#### ABOUT THIS TASK:
Nothing but the images is to be left out of your exact copy of the entries.

#### Source data:
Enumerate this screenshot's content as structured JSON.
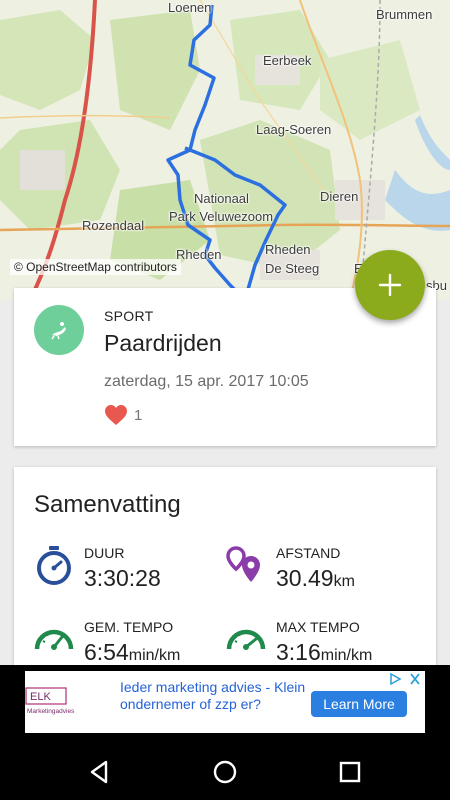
{
  "map": {
    "labels": {
      "loenen": "Loenen",
      "brummen": "Brummen",
      "eerbeek": "Eerbeek",
      "laag_soeren": "Laag-Soeren",
      "nationaal": "Nationaal",
      "park": "Park Veluwezoom",
      "dieren": "Dieren",
      "rozendaal": "Rozendaal",
      "rheden_top": "Rheden",
      "rheden": "Rheden",
      "de_steeg": "De Steeg",
      "e": "E",
      "sbu": "sbu"
    },
    "attribution": "© OpenStreetMap contributors",
    "route_color": "#2b6fe0"
  },
  "fab": {
    "icon": "plus-icon",
    "color": "#8cab1c"
  },
  "activity": {
    "kicker": "SPORT",
    "name": "Paardrijden",
    "date": "zaterdag, 15 apr. 2017 10:05",
    "likes": "1",
    "avatar_color": "#6fcf9b"
  },
  "summary": {
    "title": "Samenvatting",
    "stats": {
      "duration": {
        "label": "DUUR",
        "value": "3:30:28",
        "unit": ""
      },
      "distance": {
        "label": "AFSTAND",
        "value": "30.49",
        "unit": "km"
      },
      "avg_pace": {
        "label": "GEM. TEMPO",
        "value": "6:54",
        "unit": "min/km"
      },
      "max_pace": {
        "label": "MAX TEMPO",
        "value": "3:16",
        "unit": "min/km"
      }
    }
  },
  "ad": {
    "logo_text": "ELK",
    "logo_subtext": "Marketingadvies",
    "text": "Ieder marketing advies - Klein ondernemer of zzp er?",
    "button": "Learn More"
  },
  "colors": {
    "heart": "#e8584f",
    "duration_icon": "#2a4f9a",
    "distance_icon": "#8a3ca8",
    "pace_icon": "#1f8a4c"
  }
}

#### YOUR SOLUTION:
Enumerate this screenshot's content as structured JSON.
{
  "map": {
    "labels": {
      "loenen": "Loenen",
      "brummen": "Brummen",
      "eerbeek": "Eerbeek",
      "laag_soeren": "Laag-Soeren",
      "nationaal": "Nationaal",
      "park": "Park Veluwezoom",
      "dieren": "Dieren",
      "rozendaal": "Rozendaal",
      "rheden_top": "Rheden",
      "rheden": "Rheden",
      "de_steeg": "De Steeg",
      "e": "E",
      "sbu": "sbu"
    },
    "attribution": "© OpenStreetMap contributors",
    "route_color": "#2b6fe0"
  },
  "fab": {
    "icon": "plus-icon",
    "color": "#8cab1c"
  },
  "activity": {
    "kicker": "SPORT",
    "name": "Paardrijden",
    "date": "zaterdag, 15 apr. 2017 10:05",
    "likes": "1",
    "avatar_color": "#6fcf9b"
  },
  "summary": {
    "title": "Samenvatting",
    "stats": {
      "duration": {
        "label": "DUUR",
        "value": "3:30:28",
        "unit": ""
      },
      "distance": {
        "label": "AFSTAND",
        "value": "30.49",
        "unit": "km"
      },
      "avg_pace": {
        "label": "GEM. TEMPO",
        "value": "6:54",
        "unit": "min/km"
      },
      "max_pace": {
        "label": "MAX TEMPO",
        "value": "3:16",
        "unit": "min/km"
      }
    }
  },
  "ad": {
    "logo_text": "ELK",
    "logo_subtext": "Marketingadvies",
    "text": "Ieder marketing advies - Klein ondernemer of zzp er?",
    "button": "Learn More"
  },
  "colors": {
    "heart": "#e8584f",
    "duration_icon": "#2a4f9a",
    "distance_icon": "#8a3ca8",
    "pace_icon": "#1f8a4c"
  }
}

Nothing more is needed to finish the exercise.